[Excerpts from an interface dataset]
------------------------------------

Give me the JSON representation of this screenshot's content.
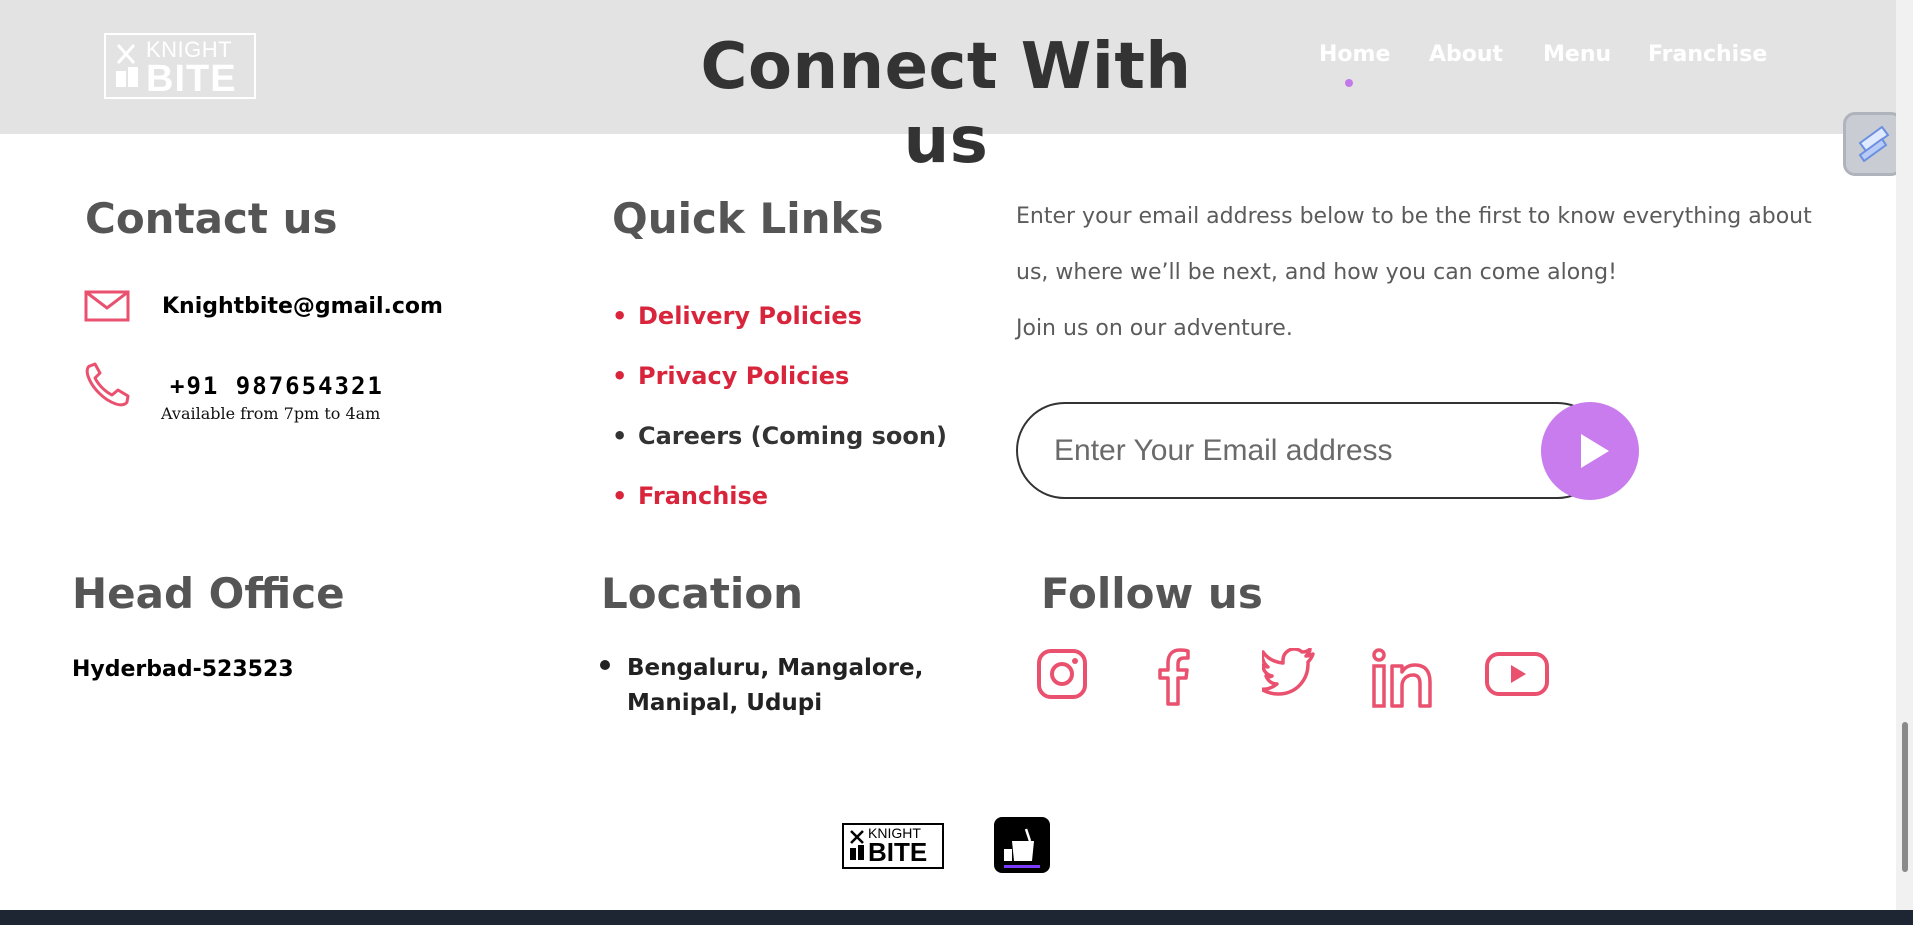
{
  "header": {
    "logo_top": "KNIGHT",
    "logo_bottom": "BITE",
    "title": "Connect With us",
    "nav": [
      {
        "label": "Home",
        "active": true
      },
      {
        "label": "About"
      },
      {
        "label": "Menu"
      },
      {
        "label": "Franchise"
      }
    ],
    "accent_color": "#c479e8"
  },
  "contact": {
    "heading": "Contact us",
    "email": "Knightbite@gmail.com",
    "phone": "+91 987654321",
    "availability": "Available from 7pm to 4am",
    "icons": [
      "mail-icon",
      "phone-icon"
    ],
    "icon_color": "#e9516f"
  },
  "quick_links": {
    "heading": "Quick Links",
    "items": [
      {
        "label": "Delivery Policies",
        "color": "#d9253c"
      },
      {
        "label": "Privacy Policies",
        "color": "#d9253c"
      },
      {
        "label": "Careers (Coming soon)",
        "color": "#333333"
      },
      {
        "label": "Franchise",
        "color": "#d9253c"
      }
    ]
  },
  "newsletter": {
    "line1": "Enter your email address below to be the first to know everything about",
    "line2": "us, where we’ll be next, and how you can come along!",
    "line3": "Join us on our adventure.",
    "placeholder": "Enter Your Email address",
    "button_icon": "play-icon",
    "button_color": "#c97ced"
  },
  "head_office": {
    "heading": "Head Office",
    "address": "Hyderbad-523523"
  },
  "location": {
    "heading": "Location",
    "line1": "Bengaluru, Mangalore,",
    "line2": "Manipal, Udupi"
  },
  "follow": {
    "heading": "Follow us",
    "icons": [
      "instagram-icon",
      "facebook-icon",
      "twitter-icon",
      "linkedin-icon",
      "youtube-icon"
    ],
    "color": "#e9516f"
  },
  "footer": {
    "logo_top": "KNIGHT",
    "logo_bottom": "BITE"
  }
}
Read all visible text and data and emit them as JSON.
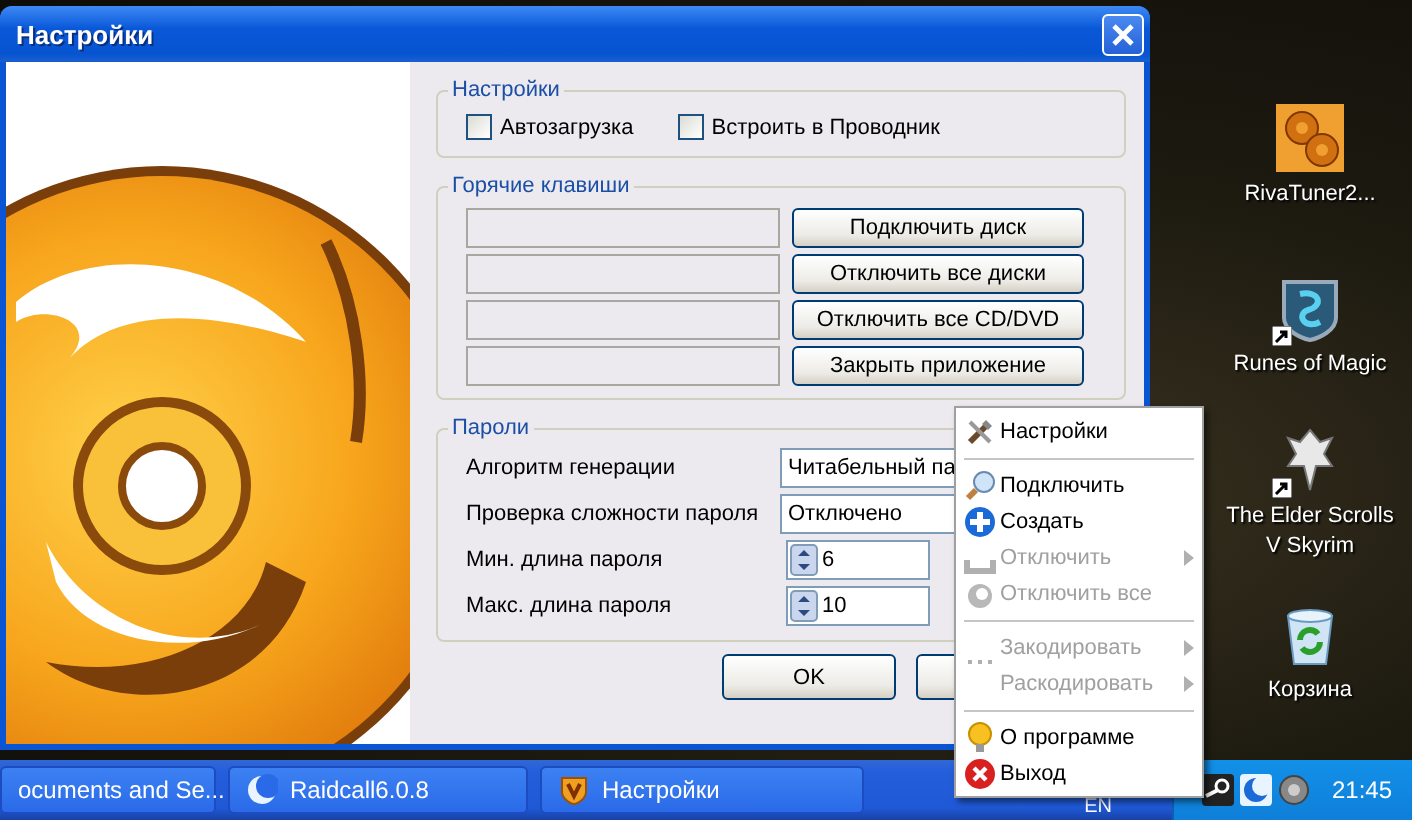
{
  "dialog": {
    "title": "Настройки",
    "settings_group": {
      "title": "Настройки",
      "checkboxes": [
        {
          "label": "Автозагрузка",
          "checked": false
        },
        {
          "label": "Встроить в Проводник",
          "checked": false
        }
      ]
    },
    "hotkeys_group": {
      "title": "Горячие клавиши",
      "rows": [
        {
          "button": "Подключить диск"
        },
        {
          "button": "Отключить все диски"
        },
        {
          "button": "Отключить все CD/DVD"
        },
        {
          "button": "Закрыть приложение"
        }
      ]
    },
    "passwords_group": {
      "title": "Пароли",
      "fields": [
        {
          "kind": "combo",
          "label": "Алгоритм генерации",
          "value": "Читабельный па"
        },
        {
          "kind": "combo",
          "label": "Проверка сложности пароля",
          "value": "Отключено"
        },
        {
          "kind": "spin",
          "label": "Мин. длина пароля",
          "value": "6"
        },
        {
          "kind": "spin",
          "label": "Макс. длина пароля",
          "value": "10"
        }
      ]
    },
    "buttons": [
      "OK"
    ]
  },
  "desktop_icons": [
    {
      "label": "RivaTuner2...",
      "kind": "gears",
      "shortcut": false
    },
    {
      "label": "Runes of Magic",
      "kind": "shield",
      "shortcut": true
    },
    {
      "label": "The Elder Scrolls V Skyrim",
      "kind": "dragon",
      "shortcut": true
    },
    {
      "label": "Корзина",
      "kind": "bin",
      "shortcut": false
    }
  ],
  "context_menu": {
    "items": [
      {
        "kind": "item",
        "label": "Настройки",
        "disabled": false,
        "submenu": false
      },
      {
        "kind": "separator"
      },
      {
        "kind": "item",
        "label": "Подключить",
        "disabled": false,
        "submenu": false
      },
      {
        "kind": "item",
        "label": "Создать",
        "disabled": false,
        "submenu": false
      },
      {
        "kind": "item",
        "label": "Отключить",
        "disabled": true,
        "submenu": true
      },
      {
        "kind": "item",
        "label": "Отключить все",
        "disabled": true,
        "submenu": false
      },
      {
        "kind": "separator"
      },
      {
        "kind": "item",
        "label": "Закодировать",
        "disabled": true,
        "submenu": true
      },
      {
        "kind": "item",
        "label": "Раскодировать",
        "disabled": true,
        "submenu": true
      },
      {
        "kind": "separator"
      },
      {
        "kind": "item",
        "label": "О программе",
        "disabled": false,
        "submenu": false
      },
      {
        "kind": "item",
        "label": "Выход",
        "disabled": false,
        "submenu": false
      }
    ]
  },
  "taskbar": {
    "buttons": [
      {
        "label": "ocuments and Se..."
      },
      {
        "label": "Raidcall6.0.8"
      },
      {
        "label": "Настройки"
      }
    ],
    "language": "EN",
    "clock": "21:45"
  }
}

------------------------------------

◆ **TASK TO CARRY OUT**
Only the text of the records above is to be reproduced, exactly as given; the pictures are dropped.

◆ **TASK ANSWER**
Give me the JSON representation of this screenshot's content.
{
  "header": {
    "logo_top": "KNIGHT",
    "logo_bottom": "BITE",
    "title": "Connect With us",
    "nav": [
      {
        "label": "Home",
        "active": true
      },
      {
        "label": "About"
      },
      {
        "label": "Menu"
      },
      {
        "label": "Franchise"
      }
    ],
    "accent_color": "#c479e8"
  },
  "contact": {
    "heading": "Contact us",
    "email": "Knightbite@gmail.com",
    "phone": "+91 987654321",
    "availability": "Available from 7pm to 4am",
    "icons": [
      "mail-icon",
      "phone-icon"
    ],
    "icon_color": "#e9516f"
  },
  "quick_links": {
    "heading": "Quick Links",
    "items": [
      {
        "label": "Delivery Policies",
        "color": "#d9253c"
      },
      {
        "label": "Privacy Policies",
        "color": "#d9253c"
      },
      {
        "label": "Careers (Coming soon)",
        "color": "#333333"
      },
      {
        "label": "Franchise",
        "color": "#d9253c"
      }
    ]
  },
  "newsletter": {
    "line1": "Enter your email address below to be the first to know everything about",
    "line2": "us, where we’ll be next, and how you can come along!",
    "line3": "Join us on our adventure.",
    "placeholder": "Enter Your Email address",
    "button_icon": "play-icon",
    "button_color": "#c97ced"
  },
  "head_office": {
    "heading": "Head Office",
    "address": "Hyderbad-523523"
  },
  "location": {
    "heading": "Location",
    "line1": "Bengaluru, Mangalore,",
    "line2": "Manipal, Udupi"
  },
  "follow": {
    "heading": "Follow us",
    "icons": [
      "instagram-icon",
      "facebook-icon",
      "twitter-icon",
      "linkedin-icon",
      "youtube-icon"
    ],
    "color": "#e9516f"
  },
  "footer": {
    "logo_top": "KNIGHT",
    "logo_bottom": "BITE"
  }
}
Read all visible text and data and emit them as JSON.
{
  "dialog": {
    "title": "Настройки",
    "settings_group": {
      "title": "Настройки",
      "checkboxes": [
        {
          "label": "Автозагрузка",
          "checked": false
        },
        {
          "label": "Встроить в Проводник",
          "checked": false
        }
      ]
    },
    "hotkeys_group": {
      "title": "Горячие клавиши",
      "rows": [
        {
          "button": "Подключить диск"
        },
        {
          "button": "Отключить все диски"
        },
        {
          "button": "Отключить все CD/DVD"
        },
        {
          "button": "Закрыть приложение"
        }
      ]
    },
    "passwords_group": {
      "title": "Пароли",
      "fields": [
        {
          "kind": "combo",
          "label": "Алгоритм генерации",
          "value": "Читабельный па"
        },
        {
          "kind": "combo",
          "label": "Проверка сложности пароля",
          "value": "Отключено"
        },
        {
          "kind": "spin",
          "label": "Мин. длина пароля",
          "value": "6"
        },
        {
          "kind": "spin",
          "label": "Макс. длина пароля",
          "value": "10"
        }
      ]
    },
    "buttons": [
      "OK"
    ]
  },
  "desktop_icons": [
    {
      "label": "RivaTuner2...",
      "kind": "gears",
      "shortcut": false
    },
    {
      "label": "Runes of Magic",
      "kind": "shield",
      "shortcut": true
    },
    {
      "label": "The Elder Scrolls V Skyrim",
      "kind": "dragon",
      "shortcut": true
    },
    {
      "label": "Корзина",
      "kind": "bin",
      "shortcut": false
    }
  ],
  "context_menu": {
    "items": [
      {
        "kind": "item",
        "label": "Настройки",
        "disabled": false,
        "submenu": false
      },
      {
        "kind": "separator"
      },
      {
        "kind": "item",
        "label": "Подключить",
        "disabled": false,
        "submenu": false
      },
      {
        "kind": "item",
        "label": "Создать",
        "disabled": false,
        "submenu": false
      },
      {
        "kind": "item",
        "label": "Отключить",
        "disabled": true,
        "submenu": true
      },
      {
        "kind": "item",
        "label": "Отключить все",
        "disabled": true,
        "submenu": false
      },
      {
        "kind": "separator"
      },
      {
        "kind": "item",
        "label": "Закодировать",
        "disabled": true,
        "submenu": true
      },
      {
        "kind": "item",
        "label": "Раскодировать",
        "disabled": true,
        "submenu": true
      },
      {
        "kind": "separator"
      },
      {
        "kind": "item",
        "label": "О программе",
        "disabled": false,
        "submenu": false
      },
      {
        "kind": "item",
        "label": "Выход",
        "disabled": false,
        "submenu": false
      }
    ]
  },
  "taskbar": {
    "buttons": [
      {
        "label": "ocuments and Se..."
      },
      {
        "label": "Raidcall6.0.8"
      },
      {
        "label": "Настройки"
      }
    ],
    "language": "EN",
    "clock": "21:45"
  }
}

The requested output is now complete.